- WORK TO COMPLETE -
Which lines in the data below contain the word "value"? Return each of them.

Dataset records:

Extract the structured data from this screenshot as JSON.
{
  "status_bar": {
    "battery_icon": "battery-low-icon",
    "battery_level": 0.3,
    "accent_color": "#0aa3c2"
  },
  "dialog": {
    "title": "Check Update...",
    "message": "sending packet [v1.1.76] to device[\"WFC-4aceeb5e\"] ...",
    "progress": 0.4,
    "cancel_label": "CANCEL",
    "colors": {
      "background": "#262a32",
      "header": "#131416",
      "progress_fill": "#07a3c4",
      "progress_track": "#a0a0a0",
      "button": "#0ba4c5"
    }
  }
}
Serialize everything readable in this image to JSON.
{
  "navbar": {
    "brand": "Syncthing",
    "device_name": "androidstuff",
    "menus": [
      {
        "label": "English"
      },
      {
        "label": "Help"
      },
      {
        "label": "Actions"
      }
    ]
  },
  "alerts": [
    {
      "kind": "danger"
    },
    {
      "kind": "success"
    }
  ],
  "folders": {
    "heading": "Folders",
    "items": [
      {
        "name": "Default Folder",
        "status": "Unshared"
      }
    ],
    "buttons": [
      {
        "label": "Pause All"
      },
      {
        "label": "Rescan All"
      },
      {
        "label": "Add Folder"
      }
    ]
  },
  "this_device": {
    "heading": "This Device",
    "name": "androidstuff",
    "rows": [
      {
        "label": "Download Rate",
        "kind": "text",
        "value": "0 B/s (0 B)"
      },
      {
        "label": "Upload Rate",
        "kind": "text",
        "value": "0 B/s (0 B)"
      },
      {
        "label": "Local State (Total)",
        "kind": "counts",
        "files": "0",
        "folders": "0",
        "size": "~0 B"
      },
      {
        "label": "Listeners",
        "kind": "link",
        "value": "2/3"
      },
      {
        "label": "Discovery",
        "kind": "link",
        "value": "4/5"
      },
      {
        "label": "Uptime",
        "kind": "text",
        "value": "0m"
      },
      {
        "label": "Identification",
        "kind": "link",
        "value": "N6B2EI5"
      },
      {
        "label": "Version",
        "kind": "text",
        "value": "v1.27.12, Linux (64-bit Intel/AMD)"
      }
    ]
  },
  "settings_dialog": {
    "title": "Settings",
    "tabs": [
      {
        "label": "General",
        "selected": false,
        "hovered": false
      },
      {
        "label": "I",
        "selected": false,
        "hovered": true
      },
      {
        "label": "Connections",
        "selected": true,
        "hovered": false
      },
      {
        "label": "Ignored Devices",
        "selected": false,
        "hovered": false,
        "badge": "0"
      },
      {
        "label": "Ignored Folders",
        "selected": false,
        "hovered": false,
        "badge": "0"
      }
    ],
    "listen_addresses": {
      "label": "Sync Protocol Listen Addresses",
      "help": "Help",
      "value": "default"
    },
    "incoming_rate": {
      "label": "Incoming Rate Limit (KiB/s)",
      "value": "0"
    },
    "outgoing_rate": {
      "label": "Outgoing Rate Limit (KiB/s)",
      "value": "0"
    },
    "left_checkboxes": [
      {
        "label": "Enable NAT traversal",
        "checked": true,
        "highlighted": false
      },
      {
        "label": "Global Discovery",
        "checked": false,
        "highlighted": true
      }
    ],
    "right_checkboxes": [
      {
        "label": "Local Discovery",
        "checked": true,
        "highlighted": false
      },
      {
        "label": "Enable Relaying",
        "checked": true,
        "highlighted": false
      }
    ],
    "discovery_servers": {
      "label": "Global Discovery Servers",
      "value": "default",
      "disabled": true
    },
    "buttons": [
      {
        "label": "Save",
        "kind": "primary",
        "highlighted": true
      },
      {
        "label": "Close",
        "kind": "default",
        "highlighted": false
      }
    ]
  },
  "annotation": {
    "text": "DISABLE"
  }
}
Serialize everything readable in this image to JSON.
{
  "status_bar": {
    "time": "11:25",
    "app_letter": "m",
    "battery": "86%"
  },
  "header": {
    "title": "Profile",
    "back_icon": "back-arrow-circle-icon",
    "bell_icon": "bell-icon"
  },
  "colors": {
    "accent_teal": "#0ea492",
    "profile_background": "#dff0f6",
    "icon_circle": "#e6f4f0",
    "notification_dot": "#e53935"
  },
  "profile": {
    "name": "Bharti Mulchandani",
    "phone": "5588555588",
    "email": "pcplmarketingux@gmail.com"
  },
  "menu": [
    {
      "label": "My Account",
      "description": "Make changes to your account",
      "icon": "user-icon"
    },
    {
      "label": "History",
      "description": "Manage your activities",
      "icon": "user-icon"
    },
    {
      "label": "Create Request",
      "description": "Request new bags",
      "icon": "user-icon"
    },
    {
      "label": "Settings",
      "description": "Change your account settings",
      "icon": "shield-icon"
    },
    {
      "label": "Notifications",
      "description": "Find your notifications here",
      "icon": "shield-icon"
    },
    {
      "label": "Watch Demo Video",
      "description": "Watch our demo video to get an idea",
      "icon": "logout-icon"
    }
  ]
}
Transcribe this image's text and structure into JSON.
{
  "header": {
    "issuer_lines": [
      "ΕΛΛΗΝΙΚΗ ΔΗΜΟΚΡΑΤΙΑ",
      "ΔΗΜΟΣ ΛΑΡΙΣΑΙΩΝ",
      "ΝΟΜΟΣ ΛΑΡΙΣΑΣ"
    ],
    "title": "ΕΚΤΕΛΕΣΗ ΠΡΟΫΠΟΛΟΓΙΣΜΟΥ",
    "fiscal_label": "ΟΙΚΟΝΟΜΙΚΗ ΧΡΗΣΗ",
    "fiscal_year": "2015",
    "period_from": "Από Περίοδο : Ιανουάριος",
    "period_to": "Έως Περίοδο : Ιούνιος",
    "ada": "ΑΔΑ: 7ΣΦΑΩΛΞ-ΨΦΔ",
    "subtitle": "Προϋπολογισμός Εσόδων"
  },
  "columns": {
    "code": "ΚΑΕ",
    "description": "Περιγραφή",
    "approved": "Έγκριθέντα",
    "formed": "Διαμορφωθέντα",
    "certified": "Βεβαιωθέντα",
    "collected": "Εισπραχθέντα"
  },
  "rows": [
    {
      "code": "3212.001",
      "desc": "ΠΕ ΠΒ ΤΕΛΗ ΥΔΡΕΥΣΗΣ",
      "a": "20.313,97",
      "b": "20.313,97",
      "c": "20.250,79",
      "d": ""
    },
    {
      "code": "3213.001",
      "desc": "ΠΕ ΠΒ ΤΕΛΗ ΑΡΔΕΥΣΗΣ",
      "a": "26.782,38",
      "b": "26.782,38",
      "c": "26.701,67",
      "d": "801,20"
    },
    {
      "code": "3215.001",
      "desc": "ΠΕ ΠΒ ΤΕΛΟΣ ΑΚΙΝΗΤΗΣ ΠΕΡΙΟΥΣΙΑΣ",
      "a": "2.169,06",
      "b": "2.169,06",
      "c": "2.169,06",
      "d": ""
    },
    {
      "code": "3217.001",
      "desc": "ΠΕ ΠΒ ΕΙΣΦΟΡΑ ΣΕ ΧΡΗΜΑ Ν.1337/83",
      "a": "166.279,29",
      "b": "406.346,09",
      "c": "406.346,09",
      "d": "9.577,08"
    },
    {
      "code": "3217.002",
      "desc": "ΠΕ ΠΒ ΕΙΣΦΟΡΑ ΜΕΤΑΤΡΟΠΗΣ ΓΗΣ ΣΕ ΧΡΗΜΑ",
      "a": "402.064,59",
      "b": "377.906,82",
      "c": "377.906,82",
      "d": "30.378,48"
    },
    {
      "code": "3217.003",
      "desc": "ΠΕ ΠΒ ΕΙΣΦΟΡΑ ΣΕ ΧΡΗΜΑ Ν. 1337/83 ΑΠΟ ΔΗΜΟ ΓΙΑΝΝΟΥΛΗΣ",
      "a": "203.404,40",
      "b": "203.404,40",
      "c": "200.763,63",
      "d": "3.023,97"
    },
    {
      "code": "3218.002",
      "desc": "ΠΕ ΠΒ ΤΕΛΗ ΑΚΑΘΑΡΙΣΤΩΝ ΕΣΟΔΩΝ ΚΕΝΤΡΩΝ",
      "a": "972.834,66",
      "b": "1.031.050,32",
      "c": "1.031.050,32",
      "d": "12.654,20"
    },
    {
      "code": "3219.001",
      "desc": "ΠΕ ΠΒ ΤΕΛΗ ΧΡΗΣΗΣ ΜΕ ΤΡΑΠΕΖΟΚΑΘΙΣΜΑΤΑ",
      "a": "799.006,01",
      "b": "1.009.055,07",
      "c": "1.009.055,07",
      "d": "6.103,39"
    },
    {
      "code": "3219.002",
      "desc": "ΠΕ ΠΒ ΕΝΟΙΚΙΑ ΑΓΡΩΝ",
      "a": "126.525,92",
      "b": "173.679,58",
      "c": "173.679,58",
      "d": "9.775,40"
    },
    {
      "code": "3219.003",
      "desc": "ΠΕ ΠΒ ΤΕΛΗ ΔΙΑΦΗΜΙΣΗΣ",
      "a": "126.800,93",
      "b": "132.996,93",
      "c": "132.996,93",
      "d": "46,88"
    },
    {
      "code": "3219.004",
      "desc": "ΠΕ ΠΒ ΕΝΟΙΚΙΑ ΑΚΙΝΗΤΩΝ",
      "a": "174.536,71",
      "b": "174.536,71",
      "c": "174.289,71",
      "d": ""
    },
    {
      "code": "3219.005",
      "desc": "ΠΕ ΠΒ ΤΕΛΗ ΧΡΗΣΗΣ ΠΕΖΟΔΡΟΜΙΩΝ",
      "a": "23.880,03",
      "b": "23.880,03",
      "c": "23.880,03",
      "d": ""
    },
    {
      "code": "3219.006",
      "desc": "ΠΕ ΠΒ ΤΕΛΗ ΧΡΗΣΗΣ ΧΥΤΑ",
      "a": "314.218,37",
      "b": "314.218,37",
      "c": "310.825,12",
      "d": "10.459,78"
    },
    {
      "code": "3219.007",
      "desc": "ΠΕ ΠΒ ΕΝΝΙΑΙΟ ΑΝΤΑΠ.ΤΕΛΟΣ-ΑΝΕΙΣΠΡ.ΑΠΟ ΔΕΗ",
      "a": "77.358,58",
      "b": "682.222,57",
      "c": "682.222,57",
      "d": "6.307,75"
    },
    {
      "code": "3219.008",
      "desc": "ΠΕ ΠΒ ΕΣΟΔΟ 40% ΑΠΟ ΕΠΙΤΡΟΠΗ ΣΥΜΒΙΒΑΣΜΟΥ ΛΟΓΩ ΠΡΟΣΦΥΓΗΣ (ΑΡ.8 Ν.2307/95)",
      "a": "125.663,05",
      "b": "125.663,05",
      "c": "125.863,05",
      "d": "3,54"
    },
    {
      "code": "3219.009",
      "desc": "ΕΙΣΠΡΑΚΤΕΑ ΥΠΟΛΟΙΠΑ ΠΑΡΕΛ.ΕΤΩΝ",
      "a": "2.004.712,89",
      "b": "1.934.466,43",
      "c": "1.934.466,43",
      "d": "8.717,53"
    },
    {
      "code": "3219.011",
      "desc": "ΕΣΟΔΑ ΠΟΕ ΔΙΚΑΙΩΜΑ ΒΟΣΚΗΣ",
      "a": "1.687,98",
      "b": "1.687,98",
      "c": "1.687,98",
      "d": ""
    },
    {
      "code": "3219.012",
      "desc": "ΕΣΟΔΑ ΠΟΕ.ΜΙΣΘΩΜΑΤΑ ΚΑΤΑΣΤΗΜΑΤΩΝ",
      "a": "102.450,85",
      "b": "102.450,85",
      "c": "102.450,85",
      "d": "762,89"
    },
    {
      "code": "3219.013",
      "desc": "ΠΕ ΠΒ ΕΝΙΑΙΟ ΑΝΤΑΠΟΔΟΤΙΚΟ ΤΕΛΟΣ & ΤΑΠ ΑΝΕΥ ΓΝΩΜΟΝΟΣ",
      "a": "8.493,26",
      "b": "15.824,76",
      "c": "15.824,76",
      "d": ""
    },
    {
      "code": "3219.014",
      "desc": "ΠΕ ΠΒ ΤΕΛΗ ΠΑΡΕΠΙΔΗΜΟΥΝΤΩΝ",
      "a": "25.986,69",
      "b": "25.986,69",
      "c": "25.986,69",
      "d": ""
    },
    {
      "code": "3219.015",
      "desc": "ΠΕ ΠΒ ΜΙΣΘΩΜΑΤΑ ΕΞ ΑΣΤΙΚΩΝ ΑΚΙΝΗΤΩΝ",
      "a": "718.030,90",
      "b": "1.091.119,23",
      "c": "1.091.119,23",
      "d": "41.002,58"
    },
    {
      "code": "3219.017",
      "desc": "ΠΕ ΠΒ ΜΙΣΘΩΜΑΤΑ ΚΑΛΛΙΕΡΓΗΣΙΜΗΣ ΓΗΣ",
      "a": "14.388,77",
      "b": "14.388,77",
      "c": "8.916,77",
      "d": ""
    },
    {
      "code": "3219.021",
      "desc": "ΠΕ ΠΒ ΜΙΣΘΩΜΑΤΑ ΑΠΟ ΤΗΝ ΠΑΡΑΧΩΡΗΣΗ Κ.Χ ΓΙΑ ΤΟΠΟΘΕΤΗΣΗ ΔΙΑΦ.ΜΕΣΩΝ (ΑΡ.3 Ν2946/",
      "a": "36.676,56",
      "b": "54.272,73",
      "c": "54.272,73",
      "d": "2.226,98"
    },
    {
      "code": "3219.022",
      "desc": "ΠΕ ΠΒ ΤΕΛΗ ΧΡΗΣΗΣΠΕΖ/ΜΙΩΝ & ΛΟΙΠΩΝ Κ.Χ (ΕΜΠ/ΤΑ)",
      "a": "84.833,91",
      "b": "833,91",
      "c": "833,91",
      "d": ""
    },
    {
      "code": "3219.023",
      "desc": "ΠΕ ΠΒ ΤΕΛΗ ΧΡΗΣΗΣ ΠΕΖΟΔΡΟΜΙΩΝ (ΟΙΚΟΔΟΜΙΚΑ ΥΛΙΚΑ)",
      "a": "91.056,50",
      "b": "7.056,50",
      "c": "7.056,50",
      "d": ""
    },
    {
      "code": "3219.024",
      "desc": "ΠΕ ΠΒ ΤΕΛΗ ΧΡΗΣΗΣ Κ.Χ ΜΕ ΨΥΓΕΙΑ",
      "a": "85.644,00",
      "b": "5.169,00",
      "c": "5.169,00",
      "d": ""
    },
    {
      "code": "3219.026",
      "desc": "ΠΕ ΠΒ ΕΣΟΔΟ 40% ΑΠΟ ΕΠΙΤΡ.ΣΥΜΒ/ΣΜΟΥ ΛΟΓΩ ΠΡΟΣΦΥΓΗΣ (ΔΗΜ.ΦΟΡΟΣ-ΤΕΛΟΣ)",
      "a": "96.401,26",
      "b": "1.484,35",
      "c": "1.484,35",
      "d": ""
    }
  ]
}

- EXERCISE RESULT -
        "value": "0 B/s (0 B)"
        "value": "0 B/s (0 B)"
        "value": "2/3"
        "value": "4/5"
        "value": "0m"
        "value": "N6B2EI5"
        "value": "v1.27.12, Linux (64-bit Intel/AMD)"
      "value": "default"
      "value": "0"
      "value": "0"
      "value": "default",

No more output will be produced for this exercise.